July 7, 2010 Volume 31, No. 33
Reducing research risks
MU is calling on campus and outside experts to investigate Schweitzer blast
It may be a bit premature to say things are back to normal at Schweitzer Hall following a June 28 explosion in a biochemistry laboratory there. Plywood covers the windows of the lab on the northeast side of Schweitzer, but scientists and students are back to work.
Officials have declared the building structurally sound and safe for researchers to resume activities in other parts of the building. An investigation, which is standard operating procedure in such situations, will determine if any additional actions are necessary to prevent this type of accident from occurring in the future.
Four individuals, including a graduate student, a research scientist and two post-doctoral fellows, were injured in the blast and transported to University Hospital. Following the incident, crews from MU Campus Facilities and Environmental Health and Safety assessed the damage and are cleaning the laboratories. After an inspection, crews deemed the rest of the building structurally safe and allowed researchers and staff access to the building to resume work.
In addition to a rigorous inspection of Schweitzer Hall to ensure its structural integrity, MU officials are investigating the events that led up to the explosion, Chancellor Brady Deaton said during an interview on KFRU radio last week.
“We have been looking at every detail of this,” Deaton said. “We have very good oversight over these kinds of issues, but there are always some risks associated with scientific work, and I think the public should recognize that because of all the benefits we get from science. In this case, the researchers were very careful to look at themselves, asking, ‘What could we have done differently to have prevented this?’ ”
Following the explosion, an official with the Columbia Fire Department initially attributed the incident to human error. The fire department later retracted that original assessment. Deaton said it is not completely clear what triggered the explosion. Investigators are exploring a number of hypotheses and have consulted with campus and national experts, including a national laboratory.
“We will be drawing on both internal and external experts across the world, as needed, to ensure that we have the absolute safest environment possible for our faculty, staff and students,” Deaton said. “That is our predominant concern. We are going to look at every detail until we get to the bottom of it.”
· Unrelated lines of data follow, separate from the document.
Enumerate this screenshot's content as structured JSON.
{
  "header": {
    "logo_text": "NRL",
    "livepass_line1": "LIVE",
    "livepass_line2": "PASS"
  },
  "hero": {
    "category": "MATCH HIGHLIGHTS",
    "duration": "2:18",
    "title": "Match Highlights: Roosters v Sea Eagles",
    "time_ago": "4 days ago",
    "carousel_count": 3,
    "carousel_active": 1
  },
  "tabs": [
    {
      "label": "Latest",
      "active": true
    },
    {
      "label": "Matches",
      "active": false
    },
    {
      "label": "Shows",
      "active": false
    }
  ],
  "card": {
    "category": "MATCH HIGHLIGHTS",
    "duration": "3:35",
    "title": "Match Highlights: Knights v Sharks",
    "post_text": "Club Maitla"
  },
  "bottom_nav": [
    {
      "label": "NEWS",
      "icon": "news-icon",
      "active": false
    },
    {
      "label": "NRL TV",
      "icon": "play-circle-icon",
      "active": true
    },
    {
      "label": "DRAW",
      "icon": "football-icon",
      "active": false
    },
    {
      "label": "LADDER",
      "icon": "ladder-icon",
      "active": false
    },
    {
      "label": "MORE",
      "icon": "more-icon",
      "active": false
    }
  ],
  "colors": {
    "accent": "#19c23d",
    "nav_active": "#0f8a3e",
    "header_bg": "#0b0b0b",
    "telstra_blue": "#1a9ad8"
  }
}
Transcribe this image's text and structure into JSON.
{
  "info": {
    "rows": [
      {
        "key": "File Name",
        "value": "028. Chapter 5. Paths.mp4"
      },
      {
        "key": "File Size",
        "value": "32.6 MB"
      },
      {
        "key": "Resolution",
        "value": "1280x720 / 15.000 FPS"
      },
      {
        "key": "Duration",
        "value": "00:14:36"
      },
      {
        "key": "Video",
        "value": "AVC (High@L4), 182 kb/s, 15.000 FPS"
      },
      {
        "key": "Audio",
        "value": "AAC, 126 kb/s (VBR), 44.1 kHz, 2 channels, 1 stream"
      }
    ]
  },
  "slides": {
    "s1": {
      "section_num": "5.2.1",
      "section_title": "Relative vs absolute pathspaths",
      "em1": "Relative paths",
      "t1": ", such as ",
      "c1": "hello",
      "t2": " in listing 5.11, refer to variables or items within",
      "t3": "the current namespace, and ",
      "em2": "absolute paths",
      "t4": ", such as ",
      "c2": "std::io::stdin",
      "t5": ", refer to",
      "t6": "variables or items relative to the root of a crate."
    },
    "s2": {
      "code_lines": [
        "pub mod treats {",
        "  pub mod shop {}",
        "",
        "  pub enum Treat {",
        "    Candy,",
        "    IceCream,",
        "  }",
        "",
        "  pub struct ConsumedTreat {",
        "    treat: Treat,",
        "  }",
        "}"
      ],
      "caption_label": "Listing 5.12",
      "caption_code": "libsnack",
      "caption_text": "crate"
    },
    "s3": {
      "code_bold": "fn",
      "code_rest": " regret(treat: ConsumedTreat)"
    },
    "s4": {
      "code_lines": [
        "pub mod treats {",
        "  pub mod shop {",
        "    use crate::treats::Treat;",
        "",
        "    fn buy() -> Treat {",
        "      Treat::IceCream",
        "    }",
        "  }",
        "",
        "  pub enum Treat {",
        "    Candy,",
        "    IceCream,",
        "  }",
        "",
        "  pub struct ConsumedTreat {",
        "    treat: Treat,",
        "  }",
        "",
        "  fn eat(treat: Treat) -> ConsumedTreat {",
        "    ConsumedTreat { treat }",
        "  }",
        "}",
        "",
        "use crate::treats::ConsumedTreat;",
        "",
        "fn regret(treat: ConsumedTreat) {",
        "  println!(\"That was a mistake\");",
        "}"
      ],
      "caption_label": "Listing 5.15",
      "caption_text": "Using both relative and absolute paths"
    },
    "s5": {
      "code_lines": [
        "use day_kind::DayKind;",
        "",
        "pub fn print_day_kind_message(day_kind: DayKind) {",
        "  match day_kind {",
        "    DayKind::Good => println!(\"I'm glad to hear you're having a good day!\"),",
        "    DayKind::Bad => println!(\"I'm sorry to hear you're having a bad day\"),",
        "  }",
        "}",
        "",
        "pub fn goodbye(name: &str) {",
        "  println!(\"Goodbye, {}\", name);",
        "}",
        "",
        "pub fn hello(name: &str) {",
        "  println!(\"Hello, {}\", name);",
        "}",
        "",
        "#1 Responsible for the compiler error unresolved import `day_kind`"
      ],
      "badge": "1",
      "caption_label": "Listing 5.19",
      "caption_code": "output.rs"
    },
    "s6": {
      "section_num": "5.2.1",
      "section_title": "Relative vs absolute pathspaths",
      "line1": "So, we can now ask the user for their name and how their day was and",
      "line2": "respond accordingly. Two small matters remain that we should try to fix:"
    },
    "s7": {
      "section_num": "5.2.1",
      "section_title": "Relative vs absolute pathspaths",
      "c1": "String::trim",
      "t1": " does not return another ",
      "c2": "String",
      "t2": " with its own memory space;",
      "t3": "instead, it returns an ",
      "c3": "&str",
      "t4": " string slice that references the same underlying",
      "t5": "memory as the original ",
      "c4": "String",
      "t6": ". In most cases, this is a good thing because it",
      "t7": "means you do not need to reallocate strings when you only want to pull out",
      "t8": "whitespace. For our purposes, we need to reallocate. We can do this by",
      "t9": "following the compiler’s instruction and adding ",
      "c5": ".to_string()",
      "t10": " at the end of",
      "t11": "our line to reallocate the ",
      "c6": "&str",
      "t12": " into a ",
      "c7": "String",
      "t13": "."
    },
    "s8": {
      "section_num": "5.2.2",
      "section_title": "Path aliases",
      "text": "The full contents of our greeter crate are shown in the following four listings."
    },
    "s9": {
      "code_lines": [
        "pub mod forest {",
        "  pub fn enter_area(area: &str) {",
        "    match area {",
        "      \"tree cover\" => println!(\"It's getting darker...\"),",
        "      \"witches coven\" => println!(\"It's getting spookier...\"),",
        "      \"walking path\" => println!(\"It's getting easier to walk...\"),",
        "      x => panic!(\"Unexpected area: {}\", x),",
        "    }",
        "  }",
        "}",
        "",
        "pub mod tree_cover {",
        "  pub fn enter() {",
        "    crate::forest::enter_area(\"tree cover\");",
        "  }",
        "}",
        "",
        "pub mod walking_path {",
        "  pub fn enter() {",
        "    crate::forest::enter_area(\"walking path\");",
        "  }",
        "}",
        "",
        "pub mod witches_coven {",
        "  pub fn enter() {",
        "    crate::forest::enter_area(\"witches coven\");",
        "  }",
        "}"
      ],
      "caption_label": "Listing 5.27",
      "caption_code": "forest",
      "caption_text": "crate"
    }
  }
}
Three of the four people injured in the accident were treated at University Hospital and released that day. Last week, Deaton visited the one individual who was hospitalized overnight. “She was doing quite well; she was just very thankful that this turned out as well as it did,” he said. “Under the circumstances, I think everyone is very, very pleased that there were so few injuries.”
Accidents can occur sometimes under the best of circumstances, he said. “The laboratory is operated by one of our absolutely stellar scientists, Dr. Judy Wall,” Deaton said. “She is doing some of the most important work in the world in her field today. Her laboratory reflected that; it was beautifully organized, very well kept. She has some of the top people in the nation working with her. So, under the absolute best circumstances, with one of our best researchers, an accident can happen.”
Wall’s research focuses on using anaerobic bacteria to remove radioactive metals from the environment. Over the years, she has been funded by a number of federal agencies, including the National Science Foundation and the Department of Energy.
MU officials have said that the laboratory will be completely rebuilt.